The May subway derailment in Woodside, which injured 19 people and forced about 1,000 straphangers to evacuate, was not caused by the broken rail initially discovered by the MTA, according to a published report.
Although a preliminary investigation found that the rail had broken under the Brooklyn-bound F train, investigators are now suspecting that the derailment occurred from a sequence and combination of “other relatively minor substandard site and track-equipment conditions,” according to the New York Daily News.
Sources told the Daily News that investigators were looking at items such as rail fasteners, rail ties and plates.
The F train was on the express track when the six center cars of the eight-car train derailed, officials said. Of those 19 injured, 15 suffered minor injuries and four were taken to the hospital with potentially serious injuries.
According to published reports, the rail section was made by a longtime supplier for the MTA, and was installed after a “hairline crack” was found at the derailment location.
Rail manufactured from the same batch has been installed at other locations, and the transit agency is trying to figure out where those rail sections are and their condition, reports said.
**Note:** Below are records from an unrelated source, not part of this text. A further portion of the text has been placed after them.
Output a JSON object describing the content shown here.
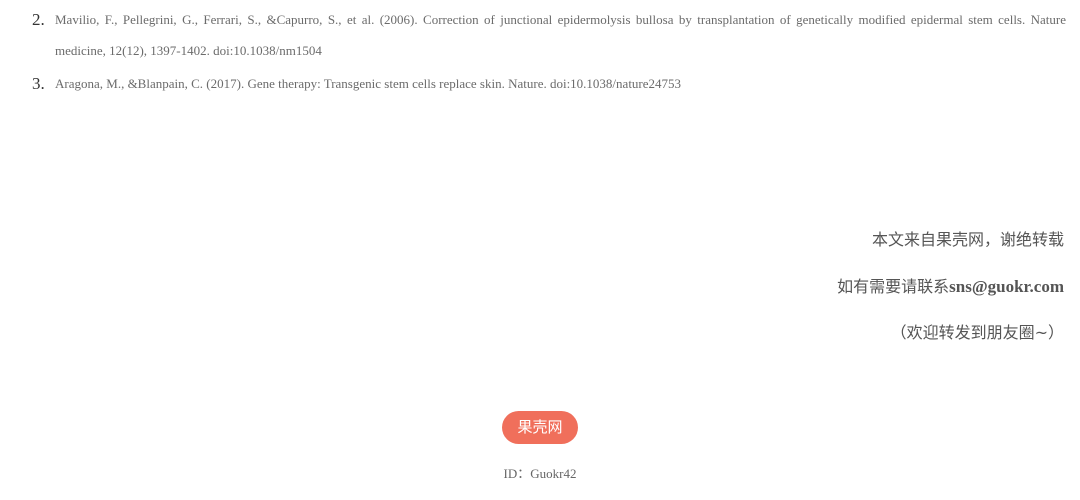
{
  "references": [
    {
      "number": "2.",
      "text": "Mavilio, F., Pellegrini, G., Ferrari, S., &Capurro, S., et al. (2006). Correction of junctional epidermolysis bullosa by transplantation of genetically modified epidermal stem cells. Nature medicine, 12(12), 1397-1402. doi:10.1038/nm1504"
    },
    {
      "number": "3.",
      "text": "Aragona, M., &Blanpain, C. (2017). Gene therapy: Transgenic stem cells replace skin. Nature. doi:10.1038/nature24753"
    }
  ],
  "footer": {
    "source_note": "本文来自果壳网，谢绝转载",
    "contact_prefix": "如有需要请联系",
    "contact_email": "sns@guokr.com",
    "share_note": "（欢迎转发到朋友圈~）"
  },
  "brand": {
    "label": "果壳网",
    "id_text": "ID：Guokr42",
    "accent_color": "#f06f5b"
  }
}
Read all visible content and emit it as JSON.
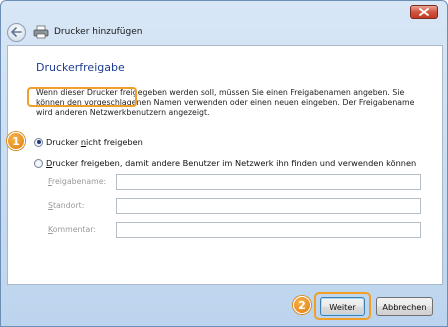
{
  "window": {
    "title": "Drucker hinzufügen"
  },
  "page": {
    "heading": "Druckerfreigabe",
    "description": "Wenn dieser Drucker freigegeben werden soll, müssen Sie einen Freigabenamen angeben. Sie können den vorgeschlagenen Namen verwenden oder einen neuen eingeben. Der Freigabename wird anderen Netzwerkbenutzern angezeigt."
  },
  "options": {
    "no_share": {
      "mnemonic_pre": "Drucker ",
      "mnemonic": "n",
      "label_post": "icht freigeben",
      "selected": true
    },
    "share": {
      "mnemonic": "D",
      "label_post": "rucker freigeben, damit andere Benutzer im Netzwerk ihn finden und verwenden können",
      "selected": false
    }
  },
  "fields": [
    {
      "mnemonic": "F",
      "rest": "reigabename:",
      "value": ""
    },
    {
      "mnemonic": "S",
      "rest": "tandort:",
      "value": ""
    },
    {
      "mnemonic": "K",
      "rest": "ommentar:",
      "value": ""
    }
  ],
  "badges": {
    "one": "1",
    "two": "2"
  },
  "buttons": {
    "next": "Weiter",
    "cancel": "Abbrechen"
  },
  "colors": {
    "highlight": "#f0a026",
    "heading": "#1e3d8f"
  },
  "icons": {
    "back": "back-arrow-icon",
    "printer": "printer-icon",
    "close": "close-icon"
  }
}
In a May release, the MTA emphasized its safety record, as well as track and other maintenance efforts, and said the city’s subway system has experienced only 17 mainline derailments in the last decade.